Mr. Mnangagwa’s removal provides a boost for Mr. Mugabe’s wife, Grace, who has been a vocal critic of the vice president and is also seen as a potential successor to her husband.
“The vice president has consistently and persistently exhibited traits of disloyalty, disrespect, deceitfulness, and unreliability,” Information Minister Simon Khaya Moyo said.
Mr. Mnangagwa’s top aide Christopher Gwatidzo said he had not seen the statement by Khaya Moyo and declined to say whether the vice president had been at his office yesterday.
Grace Mugabe, 52 — nicknamed Gucci Grace for her love of shopping — called Mr. Mnangagwa a “coup plotter” and a “coward” in a weekend speech that inflamed an already bad-tempered rift within the ruling Zanu-PF party.
It followed a speech by Mr. Mugabe at a rally on Saturday where he publicly rebuked his deputy for the first time.
The reaction of the military to Mr. Mnangagwa’s dismissal could dictate how coming events will unfold.
Some army generals backed Mr. Mnangagwa to succeed Mr. Mugabe and have publicly said they will not allow someone who did not fight in the 1970s independence war to rule — Ms. Mugabe did not fight in that war.
Opposition weakened, fractured for 2018 elections
Ms. Mugabe made international headlines in August when a South African model said the Zimbabwean first lady had whipped her with an electric cable in a Johannesburg hotel suite, which the President’s wife has denied.
Nonetheless, the fight over the future control of the ruling Zanu-PF party has overshadowed an economic crisis — marked by chronic shortages of cash and spiraling prices of goods — that has raised fears of a return to hyperinflation.
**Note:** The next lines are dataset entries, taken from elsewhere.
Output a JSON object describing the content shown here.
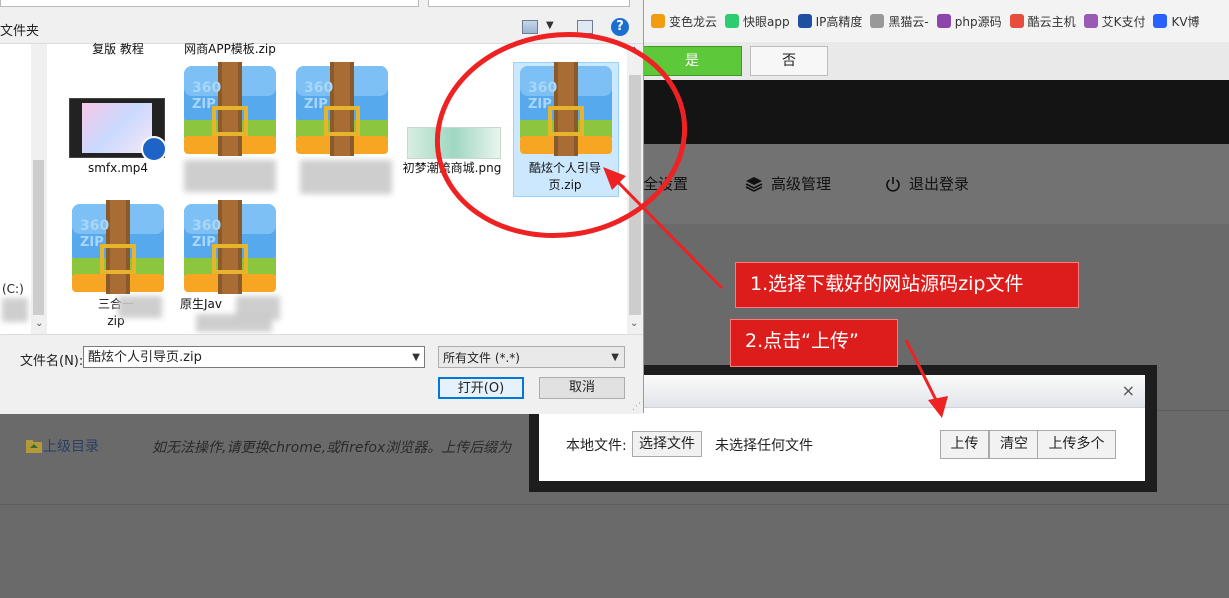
{
  "bookmarks": [
    {
      "label": "变色龙云",
      "color": "#f39c12"
    },
    {
      "label": "快眼app",
      "color": "#2ecc71"
    },
    {
      "label": "IP高精度",
      "color": "#1f4fa3"
    },
    {
      "label": "黑猫云-",
      "color": "#999999"
    },
    {
      "label": "php源码",
      "color": "#8e44ad"
    },
    {
      "label": "酷云主机",
      "color": "#e74c3c"
    },
    {
      "label": "艾K支付",
      "color": "#9b59b6"
    },
    {
      "label": "KV博",
      "color": "#2962ff"
    }
  ],
  "confirm": {
    "yes": "是",
    "no": "否"
  },
  "site_nav": {
    "security": "全设置",
    "advanced": "高级管理",
    "logout": "退出登录"
  },
  "page": {
    "up_dir": "上级目录",
    "hint": "如无法操作,请更换chrome,或firefox浏览器。上传后缀为"
  },
  "upload_modal": {
    "close": "×",
    "local_file_label": "本地文件:",
    "choose_file": "选择文件",
    "no_file": "未选择任何文件",
    "upload": "上传",
    "clear": "清空",
    "upload_multi": "上传多个"
  },
  "annotations": {
    "step1": "1.选择下载好的网站源码zip文件",
    "step2": "2.点击“上传”"
  },
  "file_dialog": {
    "new_folder": "文件夹",
    "help": "?",
    "drive": "(C:)",
    "files": [
      {
        "label": "复版 教程"
      },
      {
        "label": "网商APP模板.zip"
      },
      {
        "label": "smfx.mp4"
      },
      {
        "label": "初梦潮流商城.png"
      },
      {
        "label": "酷炫个人引导页.zip"
      },
      {
        "label": "三合一",
        "suffix": "zip"
      },
      {
        "label": "原生Jav"
      }
    ],
    "filename_label": "文件名(N):",
    "filename_value": "酷炫个人引导页.zip",
    "filetype_value": "所有文件 (*.*)",
    "open": "打开(O)",
    "cancel": "取消"
  },
  "colors": {
    "accent_green": "#5cc83a",
    "annotation_red": "#dd1c1c",
    "selection_blue": "#cce8ff"
  }
}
Mr. Mnangagwa was seen as Mr. Mugabe’s protege and had been at his side through five decades of prison, guerrilla war, and then post-liberation government, and questions are being raised about what caused the fallout between the two men.
By firing Mr. Mnangagwa, Mr. Mugabe has removed one of his last remaining liberation war comrades who has stood by him since independence from Britain in 1980.
Mr. Mugabe will likely face a weakened and fractured opposition when he contests next year’s elections.
His main rival Morgan Tsvangirai has been in and out of a South African hospital after announcing he had colon cancer in 2016.